EXERCISE OBJECTIVE -> Return each entry below word for word, leaving out any image.

DATA RECORDS ->
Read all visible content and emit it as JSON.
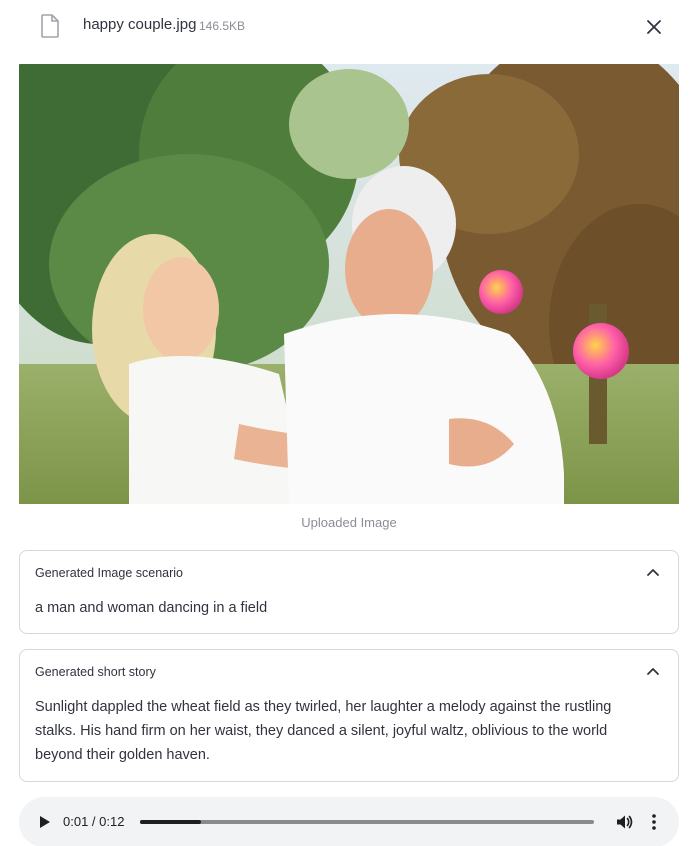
{
  "file": {
    "name": "happy couple.jpg",
    "size": "146.5KB",
    "icon": "file-icon",
    "close_icon": "close-icon"
  },
  "image": {
    "caption": "Uploaded Image"
  },
  "expanders": [
    {
      "title": "Generated Image scenario",
      "content": "a man and woman dancing in a field"
    },
    {
      "title": "Generated short story",
      "content": "Sunlight dappled the wheat field as they twirled, her laughter a melody against the rustling stalks. His hand firm on her waist, they danced a silent, joyful waltz, oblivious to the world beyond their golden haven."
    }
  ],
  "audio": {
    "time_display": "0:01 / 0:12",
    "progress": 0.135
  },
  "colors": {
    "text": "#31333f",
    "muted": "#8b8d96",
    "border": "#d6d7dc",
    "player_bg": "#f1f3f4"
  }
}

RESULT OF THIS EXERCISE ->
Read all visible content and emit it as JSON.
{
  "file": {
    "name": "happy couple.jpg",
    "size": "146.5KB",
    "icon": "file-icon",
    "close_icon": "close-icon"
  },
  "image": {
    "caption": "Uploaded Image"
  },
  "expanders": [
    {
      "title": "Generated Image scenario",
      "content": "a man and woman dancing in a field"
    },
    {
      "title": "Generated short story",
      "content": "Sunlight dappled the wheat field as they twirled, her laughter a melody against the rustling stalks. His hand firm on her waist, they danced a silent, joyful waltz, oblivious to the world beyond their golden haven."
    }
  ],
  "audio": {
    "time_display": "0:01 / 0:12",
    "progress": 0.135
  },
  "colors": {
    "text": "#31333f",
    "muted": "#8b8d96",
    "border": "#d6d7dc",
    "player_bg": "#f1f3f4"
  }
}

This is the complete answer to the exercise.